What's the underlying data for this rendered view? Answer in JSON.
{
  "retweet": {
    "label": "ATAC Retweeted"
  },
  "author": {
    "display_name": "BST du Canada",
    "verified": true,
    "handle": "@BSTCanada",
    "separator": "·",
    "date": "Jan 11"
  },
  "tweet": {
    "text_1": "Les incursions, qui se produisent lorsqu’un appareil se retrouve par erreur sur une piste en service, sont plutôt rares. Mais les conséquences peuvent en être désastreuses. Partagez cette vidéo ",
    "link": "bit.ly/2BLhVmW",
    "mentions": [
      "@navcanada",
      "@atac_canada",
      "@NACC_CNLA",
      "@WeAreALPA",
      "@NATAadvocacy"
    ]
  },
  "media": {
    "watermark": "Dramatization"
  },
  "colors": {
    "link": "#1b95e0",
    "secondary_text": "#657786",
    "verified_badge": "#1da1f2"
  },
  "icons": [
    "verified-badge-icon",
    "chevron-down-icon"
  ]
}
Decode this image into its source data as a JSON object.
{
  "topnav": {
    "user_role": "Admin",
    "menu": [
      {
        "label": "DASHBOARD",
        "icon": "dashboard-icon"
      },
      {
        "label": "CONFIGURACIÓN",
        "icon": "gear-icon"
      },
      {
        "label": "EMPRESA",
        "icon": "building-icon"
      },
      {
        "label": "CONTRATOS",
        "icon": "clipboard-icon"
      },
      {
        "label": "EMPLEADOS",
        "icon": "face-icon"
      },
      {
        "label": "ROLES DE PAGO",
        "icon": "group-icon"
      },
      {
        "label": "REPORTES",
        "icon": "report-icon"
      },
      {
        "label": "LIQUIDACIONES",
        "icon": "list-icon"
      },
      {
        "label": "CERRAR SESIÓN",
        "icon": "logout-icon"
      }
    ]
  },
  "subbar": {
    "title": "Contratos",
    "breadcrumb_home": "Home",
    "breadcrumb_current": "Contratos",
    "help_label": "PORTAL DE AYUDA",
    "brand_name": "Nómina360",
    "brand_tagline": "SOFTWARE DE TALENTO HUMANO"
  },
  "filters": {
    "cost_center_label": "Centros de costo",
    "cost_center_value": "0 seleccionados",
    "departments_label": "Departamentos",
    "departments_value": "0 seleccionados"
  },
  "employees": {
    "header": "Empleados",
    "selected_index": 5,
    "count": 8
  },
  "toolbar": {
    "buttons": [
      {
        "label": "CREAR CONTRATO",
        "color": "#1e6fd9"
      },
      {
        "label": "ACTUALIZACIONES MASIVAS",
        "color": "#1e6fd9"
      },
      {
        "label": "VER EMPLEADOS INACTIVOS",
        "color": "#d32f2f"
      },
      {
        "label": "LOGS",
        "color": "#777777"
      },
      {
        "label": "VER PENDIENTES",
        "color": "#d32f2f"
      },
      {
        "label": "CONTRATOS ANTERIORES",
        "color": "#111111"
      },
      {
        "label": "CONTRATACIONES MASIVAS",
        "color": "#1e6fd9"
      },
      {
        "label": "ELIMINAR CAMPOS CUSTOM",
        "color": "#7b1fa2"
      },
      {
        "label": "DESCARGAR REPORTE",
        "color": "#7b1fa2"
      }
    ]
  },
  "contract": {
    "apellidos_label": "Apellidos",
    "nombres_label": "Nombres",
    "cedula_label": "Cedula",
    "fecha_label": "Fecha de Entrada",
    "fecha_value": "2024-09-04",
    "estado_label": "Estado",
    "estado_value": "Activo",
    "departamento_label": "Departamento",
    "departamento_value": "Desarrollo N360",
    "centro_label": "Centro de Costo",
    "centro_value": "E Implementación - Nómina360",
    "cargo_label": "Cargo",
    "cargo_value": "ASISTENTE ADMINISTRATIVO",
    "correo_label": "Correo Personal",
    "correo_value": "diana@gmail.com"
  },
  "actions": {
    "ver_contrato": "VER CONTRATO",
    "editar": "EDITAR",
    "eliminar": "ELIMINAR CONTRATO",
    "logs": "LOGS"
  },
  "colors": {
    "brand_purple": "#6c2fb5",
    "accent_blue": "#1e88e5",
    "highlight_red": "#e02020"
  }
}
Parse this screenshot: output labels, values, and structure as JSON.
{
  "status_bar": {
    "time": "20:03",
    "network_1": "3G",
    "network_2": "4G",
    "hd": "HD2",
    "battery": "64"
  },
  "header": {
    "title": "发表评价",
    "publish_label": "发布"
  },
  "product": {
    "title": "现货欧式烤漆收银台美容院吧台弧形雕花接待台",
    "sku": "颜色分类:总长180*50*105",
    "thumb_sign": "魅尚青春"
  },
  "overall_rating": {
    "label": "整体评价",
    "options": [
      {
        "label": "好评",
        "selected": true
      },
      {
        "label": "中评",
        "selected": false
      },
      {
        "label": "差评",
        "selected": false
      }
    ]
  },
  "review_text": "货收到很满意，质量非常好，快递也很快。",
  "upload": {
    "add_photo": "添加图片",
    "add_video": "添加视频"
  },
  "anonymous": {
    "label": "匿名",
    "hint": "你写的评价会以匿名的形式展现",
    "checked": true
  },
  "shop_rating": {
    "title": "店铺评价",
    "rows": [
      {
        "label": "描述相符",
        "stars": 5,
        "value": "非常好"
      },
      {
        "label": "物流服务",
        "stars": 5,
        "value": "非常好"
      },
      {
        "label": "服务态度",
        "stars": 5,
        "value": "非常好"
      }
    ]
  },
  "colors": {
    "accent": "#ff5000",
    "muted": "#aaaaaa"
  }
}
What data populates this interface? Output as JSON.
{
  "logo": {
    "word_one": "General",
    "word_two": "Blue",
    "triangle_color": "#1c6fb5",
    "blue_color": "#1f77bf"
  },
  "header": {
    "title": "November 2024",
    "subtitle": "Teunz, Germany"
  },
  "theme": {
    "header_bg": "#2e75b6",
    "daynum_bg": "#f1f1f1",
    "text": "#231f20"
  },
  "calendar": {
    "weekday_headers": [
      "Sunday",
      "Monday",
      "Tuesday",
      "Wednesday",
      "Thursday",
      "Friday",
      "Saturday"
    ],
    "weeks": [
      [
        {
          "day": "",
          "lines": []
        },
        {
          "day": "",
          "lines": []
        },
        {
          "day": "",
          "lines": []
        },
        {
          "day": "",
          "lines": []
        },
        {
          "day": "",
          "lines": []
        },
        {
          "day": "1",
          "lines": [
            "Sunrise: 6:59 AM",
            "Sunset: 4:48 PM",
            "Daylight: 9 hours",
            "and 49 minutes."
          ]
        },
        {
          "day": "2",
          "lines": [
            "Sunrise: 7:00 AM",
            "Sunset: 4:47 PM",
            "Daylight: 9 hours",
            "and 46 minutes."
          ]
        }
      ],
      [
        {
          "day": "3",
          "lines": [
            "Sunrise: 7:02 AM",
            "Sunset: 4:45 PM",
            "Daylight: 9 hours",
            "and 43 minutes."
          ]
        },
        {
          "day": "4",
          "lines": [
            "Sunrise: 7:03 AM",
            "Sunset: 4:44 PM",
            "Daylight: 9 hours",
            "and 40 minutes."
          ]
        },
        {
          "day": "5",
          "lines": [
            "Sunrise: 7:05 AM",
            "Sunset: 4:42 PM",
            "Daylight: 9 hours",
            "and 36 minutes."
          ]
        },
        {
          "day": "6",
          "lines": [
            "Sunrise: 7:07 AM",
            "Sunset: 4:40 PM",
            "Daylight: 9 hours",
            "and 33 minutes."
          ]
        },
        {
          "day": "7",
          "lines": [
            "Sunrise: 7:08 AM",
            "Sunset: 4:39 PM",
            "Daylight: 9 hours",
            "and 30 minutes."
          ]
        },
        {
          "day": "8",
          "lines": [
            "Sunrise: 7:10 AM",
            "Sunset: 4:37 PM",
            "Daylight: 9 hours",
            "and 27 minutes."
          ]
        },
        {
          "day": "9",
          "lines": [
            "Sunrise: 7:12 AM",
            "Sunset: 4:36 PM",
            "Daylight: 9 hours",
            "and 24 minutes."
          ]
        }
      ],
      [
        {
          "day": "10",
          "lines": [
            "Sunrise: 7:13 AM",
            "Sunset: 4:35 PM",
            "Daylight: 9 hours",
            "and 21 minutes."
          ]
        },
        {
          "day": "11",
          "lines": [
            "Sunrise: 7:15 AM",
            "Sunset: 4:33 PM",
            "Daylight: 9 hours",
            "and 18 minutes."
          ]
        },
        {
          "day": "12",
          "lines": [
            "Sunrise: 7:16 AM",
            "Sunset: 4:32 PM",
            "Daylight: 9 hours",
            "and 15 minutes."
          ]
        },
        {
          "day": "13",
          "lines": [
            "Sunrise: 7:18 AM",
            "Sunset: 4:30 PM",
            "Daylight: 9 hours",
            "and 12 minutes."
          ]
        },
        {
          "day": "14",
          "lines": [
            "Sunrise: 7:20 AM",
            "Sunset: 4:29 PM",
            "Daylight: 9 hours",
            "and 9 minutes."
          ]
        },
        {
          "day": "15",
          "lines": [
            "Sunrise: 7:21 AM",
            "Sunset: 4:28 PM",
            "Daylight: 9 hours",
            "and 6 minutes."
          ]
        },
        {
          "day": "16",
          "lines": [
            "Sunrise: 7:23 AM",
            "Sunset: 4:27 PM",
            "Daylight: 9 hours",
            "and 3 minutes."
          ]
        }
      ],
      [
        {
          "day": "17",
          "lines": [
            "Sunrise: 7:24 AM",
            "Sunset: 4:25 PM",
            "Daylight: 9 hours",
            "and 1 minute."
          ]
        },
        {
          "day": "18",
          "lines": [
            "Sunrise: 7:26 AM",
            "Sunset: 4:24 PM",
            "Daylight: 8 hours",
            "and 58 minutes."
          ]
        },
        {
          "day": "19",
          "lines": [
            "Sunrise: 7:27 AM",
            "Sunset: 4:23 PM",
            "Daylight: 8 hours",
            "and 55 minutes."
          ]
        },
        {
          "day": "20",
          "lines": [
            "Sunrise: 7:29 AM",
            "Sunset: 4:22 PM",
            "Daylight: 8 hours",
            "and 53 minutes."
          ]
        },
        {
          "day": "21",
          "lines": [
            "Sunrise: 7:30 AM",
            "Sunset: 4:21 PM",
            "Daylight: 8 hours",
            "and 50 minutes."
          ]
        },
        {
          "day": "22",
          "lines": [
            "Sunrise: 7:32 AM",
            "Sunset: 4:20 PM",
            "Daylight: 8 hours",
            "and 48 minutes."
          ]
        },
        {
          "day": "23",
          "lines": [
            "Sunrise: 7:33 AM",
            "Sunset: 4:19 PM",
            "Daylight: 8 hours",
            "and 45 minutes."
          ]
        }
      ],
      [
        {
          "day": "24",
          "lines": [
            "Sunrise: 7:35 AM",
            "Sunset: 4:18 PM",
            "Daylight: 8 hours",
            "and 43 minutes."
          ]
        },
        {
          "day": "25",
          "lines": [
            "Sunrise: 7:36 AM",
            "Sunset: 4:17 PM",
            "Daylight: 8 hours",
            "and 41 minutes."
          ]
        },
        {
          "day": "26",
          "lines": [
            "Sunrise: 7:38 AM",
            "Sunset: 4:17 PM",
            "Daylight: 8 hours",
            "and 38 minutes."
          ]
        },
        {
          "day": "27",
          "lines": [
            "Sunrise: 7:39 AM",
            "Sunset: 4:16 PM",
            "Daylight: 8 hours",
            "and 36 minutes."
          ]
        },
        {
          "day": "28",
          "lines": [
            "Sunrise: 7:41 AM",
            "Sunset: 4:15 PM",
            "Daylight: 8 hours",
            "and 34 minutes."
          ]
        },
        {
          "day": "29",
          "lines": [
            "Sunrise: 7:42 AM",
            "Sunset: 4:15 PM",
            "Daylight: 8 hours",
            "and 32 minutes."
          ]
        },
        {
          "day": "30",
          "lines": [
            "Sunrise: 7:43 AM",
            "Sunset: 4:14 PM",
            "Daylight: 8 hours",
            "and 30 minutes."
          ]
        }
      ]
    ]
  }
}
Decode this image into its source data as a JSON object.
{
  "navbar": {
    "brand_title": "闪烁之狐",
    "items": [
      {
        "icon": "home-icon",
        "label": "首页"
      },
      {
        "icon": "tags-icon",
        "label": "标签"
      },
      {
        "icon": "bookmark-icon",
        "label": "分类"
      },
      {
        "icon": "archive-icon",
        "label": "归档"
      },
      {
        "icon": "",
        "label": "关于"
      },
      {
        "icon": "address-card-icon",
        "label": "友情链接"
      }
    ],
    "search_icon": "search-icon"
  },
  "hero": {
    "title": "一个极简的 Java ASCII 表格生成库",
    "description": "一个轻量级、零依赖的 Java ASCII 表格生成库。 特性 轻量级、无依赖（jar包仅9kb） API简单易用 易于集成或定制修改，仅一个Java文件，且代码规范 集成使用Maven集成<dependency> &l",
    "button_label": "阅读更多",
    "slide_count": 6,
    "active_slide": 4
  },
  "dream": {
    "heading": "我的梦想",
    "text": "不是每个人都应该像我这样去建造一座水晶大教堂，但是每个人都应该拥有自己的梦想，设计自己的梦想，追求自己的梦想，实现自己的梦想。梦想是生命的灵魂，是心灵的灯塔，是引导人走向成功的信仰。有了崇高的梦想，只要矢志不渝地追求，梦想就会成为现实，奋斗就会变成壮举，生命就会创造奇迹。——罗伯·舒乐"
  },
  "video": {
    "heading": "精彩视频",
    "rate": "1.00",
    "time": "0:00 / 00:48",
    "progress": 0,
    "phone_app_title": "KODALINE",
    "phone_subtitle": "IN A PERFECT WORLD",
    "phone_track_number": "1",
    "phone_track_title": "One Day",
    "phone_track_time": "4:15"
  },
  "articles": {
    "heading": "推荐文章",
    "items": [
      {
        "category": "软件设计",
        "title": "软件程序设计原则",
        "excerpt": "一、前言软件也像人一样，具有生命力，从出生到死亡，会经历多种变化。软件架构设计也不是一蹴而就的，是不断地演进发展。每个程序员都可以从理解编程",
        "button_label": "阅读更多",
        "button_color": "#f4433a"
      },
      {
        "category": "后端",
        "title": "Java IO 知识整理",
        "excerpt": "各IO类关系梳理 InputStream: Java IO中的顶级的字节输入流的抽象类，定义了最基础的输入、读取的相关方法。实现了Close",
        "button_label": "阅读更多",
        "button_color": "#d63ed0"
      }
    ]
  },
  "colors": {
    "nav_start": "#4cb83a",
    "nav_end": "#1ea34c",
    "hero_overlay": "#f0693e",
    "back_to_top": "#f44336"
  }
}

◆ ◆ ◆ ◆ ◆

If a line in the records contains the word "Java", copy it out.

Solution to this task »
    "title": "一个极简的 Java ASCII 表格生成库",
    "description": "一个轻量级、零依赖的 Java ASCII 表格生成库。 特性 轻量级、无依赖（jar包仅9kb） API简单易用 易于集成或定制修改，仅一个Java文件，且代码规范 集成使用Maven集成<dependency> &l",
        "title": "Java IO 知识整理",
        "excerpt": "各IO类关系梳理 InputStream: Java IO中的顶级的字节输入流的抽象类，定义了最基础的输入、读取的相关方法。实现了Close",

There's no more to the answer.